◆ Instructions for the task:
Using the word "bold" as the filter, copy each matching line from the records.

◆ Records shown:
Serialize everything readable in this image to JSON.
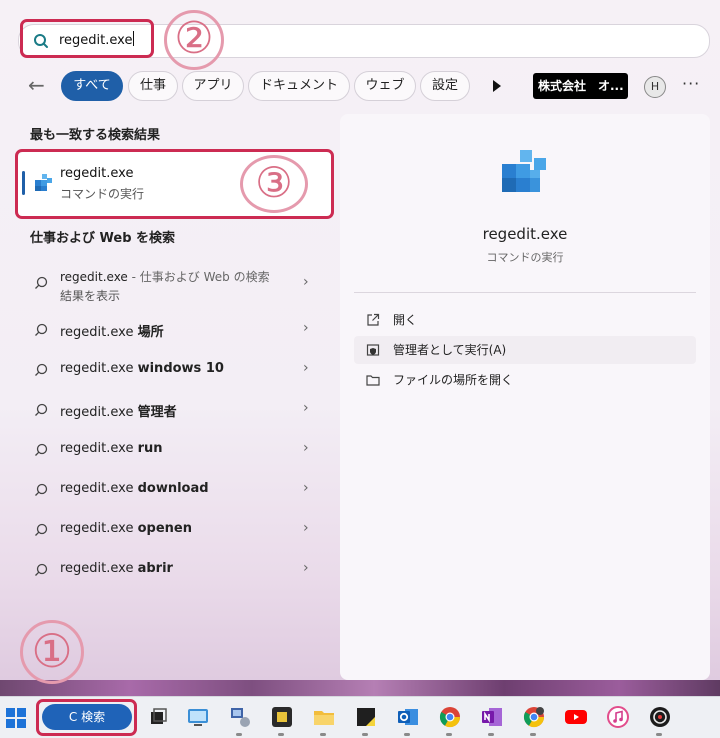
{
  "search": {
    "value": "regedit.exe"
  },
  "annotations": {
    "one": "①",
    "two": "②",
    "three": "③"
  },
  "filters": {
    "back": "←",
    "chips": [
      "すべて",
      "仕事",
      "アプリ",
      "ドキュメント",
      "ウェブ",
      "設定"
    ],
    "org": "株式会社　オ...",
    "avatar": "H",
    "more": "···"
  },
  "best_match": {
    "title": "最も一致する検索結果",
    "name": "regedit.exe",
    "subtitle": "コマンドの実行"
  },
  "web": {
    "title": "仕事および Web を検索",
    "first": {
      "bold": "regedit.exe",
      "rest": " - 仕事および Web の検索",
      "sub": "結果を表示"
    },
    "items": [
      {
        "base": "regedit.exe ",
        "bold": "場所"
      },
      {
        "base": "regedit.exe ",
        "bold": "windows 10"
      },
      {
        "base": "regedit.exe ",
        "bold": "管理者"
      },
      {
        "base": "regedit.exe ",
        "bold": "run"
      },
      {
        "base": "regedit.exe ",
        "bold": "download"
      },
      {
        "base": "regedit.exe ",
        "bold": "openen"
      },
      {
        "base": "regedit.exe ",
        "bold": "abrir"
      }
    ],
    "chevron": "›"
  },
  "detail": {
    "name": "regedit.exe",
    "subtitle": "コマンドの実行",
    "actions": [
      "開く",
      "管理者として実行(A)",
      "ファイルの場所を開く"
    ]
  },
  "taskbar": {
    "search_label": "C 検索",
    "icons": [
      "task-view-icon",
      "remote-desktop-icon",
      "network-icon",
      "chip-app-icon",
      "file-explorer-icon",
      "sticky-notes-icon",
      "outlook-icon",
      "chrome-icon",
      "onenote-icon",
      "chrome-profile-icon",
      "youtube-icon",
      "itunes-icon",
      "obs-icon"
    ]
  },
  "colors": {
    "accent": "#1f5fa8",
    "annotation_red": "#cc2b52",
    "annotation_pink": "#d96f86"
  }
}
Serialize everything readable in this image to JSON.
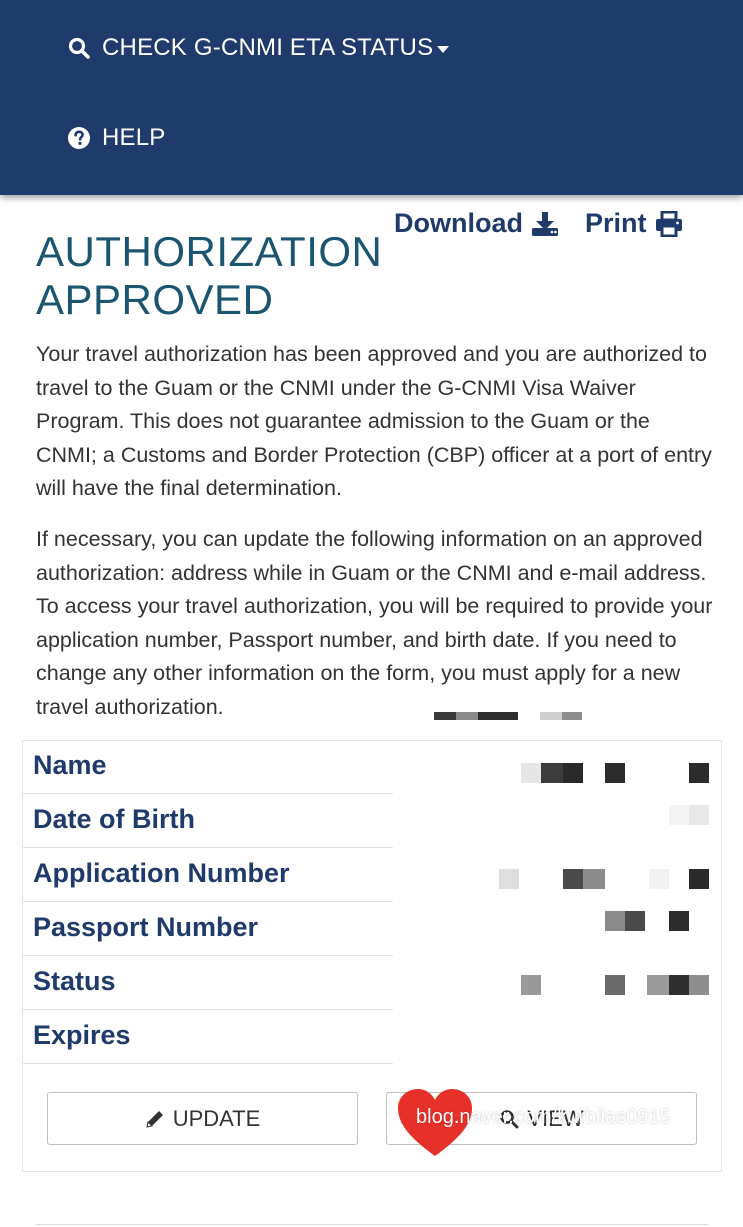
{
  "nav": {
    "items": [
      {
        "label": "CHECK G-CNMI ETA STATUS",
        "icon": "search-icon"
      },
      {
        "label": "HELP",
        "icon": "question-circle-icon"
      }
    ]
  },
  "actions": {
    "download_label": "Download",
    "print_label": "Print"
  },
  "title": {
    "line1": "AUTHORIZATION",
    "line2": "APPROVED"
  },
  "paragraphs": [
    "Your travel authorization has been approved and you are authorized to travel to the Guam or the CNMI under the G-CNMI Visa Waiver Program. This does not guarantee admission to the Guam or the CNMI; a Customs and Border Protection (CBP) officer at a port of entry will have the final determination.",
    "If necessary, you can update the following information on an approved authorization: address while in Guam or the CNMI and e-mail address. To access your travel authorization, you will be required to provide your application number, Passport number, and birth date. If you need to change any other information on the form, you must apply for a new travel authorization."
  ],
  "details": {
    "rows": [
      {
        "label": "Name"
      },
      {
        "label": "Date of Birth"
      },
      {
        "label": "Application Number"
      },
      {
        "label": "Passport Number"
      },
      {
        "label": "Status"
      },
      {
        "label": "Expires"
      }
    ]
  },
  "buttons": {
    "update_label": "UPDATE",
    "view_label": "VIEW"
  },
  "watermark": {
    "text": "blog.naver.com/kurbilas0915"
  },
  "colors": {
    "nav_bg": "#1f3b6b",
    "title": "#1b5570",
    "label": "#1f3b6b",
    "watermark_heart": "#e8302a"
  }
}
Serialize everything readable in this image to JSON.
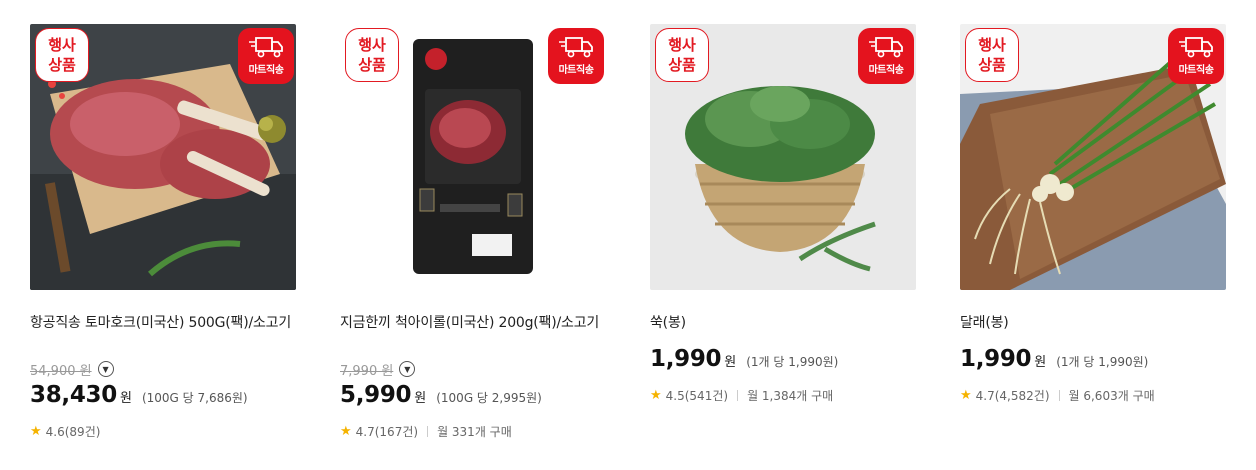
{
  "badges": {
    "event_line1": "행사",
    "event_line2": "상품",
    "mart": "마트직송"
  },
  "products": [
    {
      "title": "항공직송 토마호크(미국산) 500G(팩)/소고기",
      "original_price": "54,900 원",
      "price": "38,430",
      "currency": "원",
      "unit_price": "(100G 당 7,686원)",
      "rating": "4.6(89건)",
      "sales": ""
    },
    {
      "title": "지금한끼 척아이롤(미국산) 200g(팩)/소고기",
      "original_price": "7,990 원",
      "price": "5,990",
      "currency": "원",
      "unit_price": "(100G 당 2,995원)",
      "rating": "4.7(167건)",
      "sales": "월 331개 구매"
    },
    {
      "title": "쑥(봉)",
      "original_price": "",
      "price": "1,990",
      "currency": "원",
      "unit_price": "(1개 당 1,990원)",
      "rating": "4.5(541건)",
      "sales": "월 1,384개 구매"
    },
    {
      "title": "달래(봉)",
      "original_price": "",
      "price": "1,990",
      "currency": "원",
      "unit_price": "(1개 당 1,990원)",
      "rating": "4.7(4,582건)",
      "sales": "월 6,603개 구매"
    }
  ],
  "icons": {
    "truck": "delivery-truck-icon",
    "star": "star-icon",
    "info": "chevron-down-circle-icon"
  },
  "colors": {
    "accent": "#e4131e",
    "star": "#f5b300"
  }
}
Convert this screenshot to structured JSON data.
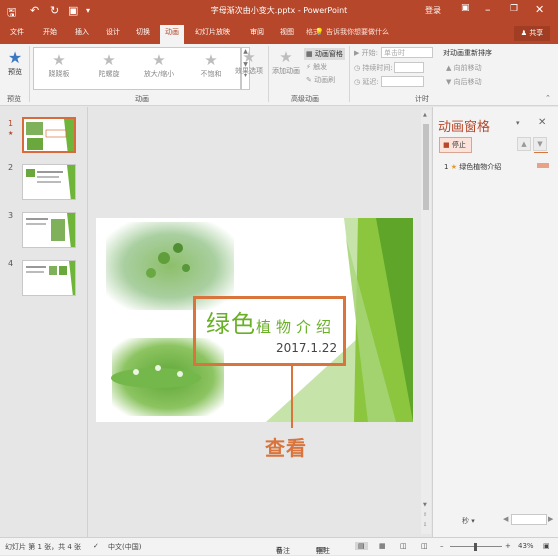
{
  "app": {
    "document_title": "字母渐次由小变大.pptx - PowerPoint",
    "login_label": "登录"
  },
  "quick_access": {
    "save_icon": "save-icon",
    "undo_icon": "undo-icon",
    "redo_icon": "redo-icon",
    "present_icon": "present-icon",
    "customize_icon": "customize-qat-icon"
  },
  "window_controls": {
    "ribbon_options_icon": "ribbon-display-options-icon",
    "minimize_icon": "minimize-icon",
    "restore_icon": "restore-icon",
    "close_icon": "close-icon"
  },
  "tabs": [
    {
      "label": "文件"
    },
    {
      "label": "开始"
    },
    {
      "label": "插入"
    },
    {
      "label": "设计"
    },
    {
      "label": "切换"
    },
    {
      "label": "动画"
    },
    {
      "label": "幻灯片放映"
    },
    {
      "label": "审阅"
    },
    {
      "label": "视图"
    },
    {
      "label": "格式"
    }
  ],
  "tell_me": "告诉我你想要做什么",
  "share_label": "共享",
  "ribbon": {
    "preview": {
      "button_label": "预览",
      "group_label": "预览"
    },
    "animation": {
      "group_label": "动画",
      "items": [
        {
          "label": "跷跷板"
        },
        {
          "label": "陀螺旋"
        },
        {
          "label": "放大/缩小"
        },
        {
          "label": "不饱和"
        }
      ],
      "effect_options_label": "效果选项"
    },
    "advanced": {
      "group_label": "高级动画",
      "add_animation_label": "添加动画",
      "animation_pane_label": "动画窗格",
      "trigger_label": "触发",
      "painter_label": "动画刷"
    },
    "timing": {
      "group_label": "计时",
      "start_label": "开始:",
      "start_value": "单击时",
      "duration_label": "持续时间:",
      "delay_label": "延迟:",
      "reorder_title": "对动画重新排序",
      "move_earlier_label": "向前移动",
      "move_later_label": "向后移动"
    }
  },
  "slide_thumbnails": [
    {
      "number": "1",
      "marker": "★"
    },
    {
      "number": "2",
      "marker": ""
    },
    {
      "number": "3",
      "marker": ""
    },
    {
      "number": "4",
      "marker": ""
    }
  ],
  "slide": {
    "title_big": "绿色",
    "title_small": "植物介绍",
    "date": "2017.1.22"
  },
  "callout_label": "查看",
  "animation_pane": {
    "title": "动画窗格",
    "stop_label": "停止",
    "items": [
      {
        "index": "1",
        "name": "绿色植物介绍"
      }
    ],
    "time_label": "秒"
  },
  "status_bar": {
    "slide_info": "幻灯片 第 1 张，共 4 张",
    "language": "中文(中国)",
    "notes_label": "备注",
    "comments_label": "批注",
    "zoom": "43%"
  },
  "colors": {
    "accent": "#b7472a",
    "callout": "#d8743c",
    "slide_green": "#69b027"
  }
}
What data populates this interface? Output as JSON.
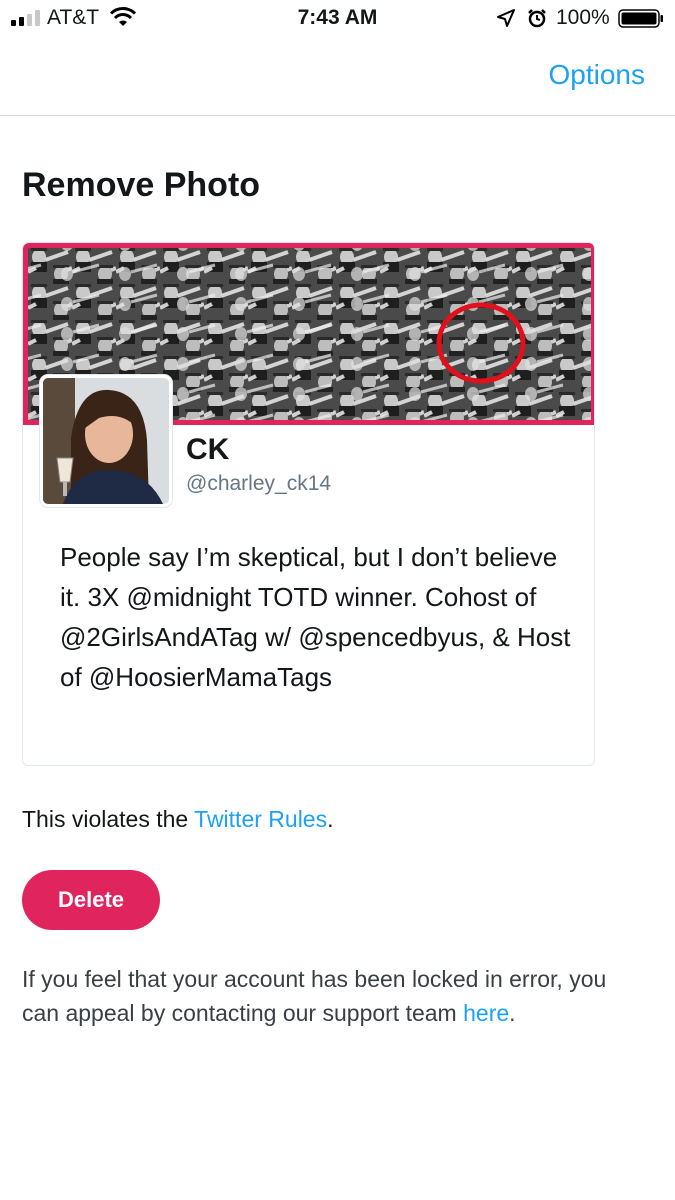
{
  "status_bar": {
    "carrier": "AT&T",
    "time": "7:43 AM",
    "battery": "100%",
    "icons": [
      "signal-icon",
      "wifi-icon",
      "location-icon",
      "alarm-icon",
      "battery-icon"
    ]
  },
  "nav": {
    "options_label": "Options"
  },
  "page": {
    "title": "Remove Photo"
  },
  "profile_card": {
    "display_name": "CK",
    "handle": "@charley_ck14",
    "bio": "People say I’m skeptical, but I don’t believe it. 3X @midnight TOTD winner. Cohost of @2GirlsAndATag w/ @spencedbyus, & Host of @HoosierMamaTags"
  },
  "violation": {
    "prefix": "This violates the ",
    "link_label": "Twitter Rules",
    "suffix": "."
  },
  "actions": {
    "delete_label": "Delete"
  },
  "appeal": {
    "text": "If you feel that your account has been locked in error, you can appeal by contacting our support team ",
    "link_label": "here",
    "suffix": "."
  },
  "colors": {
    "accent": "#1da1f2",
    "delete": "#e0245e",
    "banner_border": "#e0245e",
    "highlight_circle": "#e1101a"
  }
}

◆ Solution for this problem:
      "bold": "regedit.exe",
        "bold": "場所"
        "bold": "windows 10"
        "bold": "管理者"
        "bold": "run"
        "bold": "download"
        "bold": "openen"
        "bold": "abrir"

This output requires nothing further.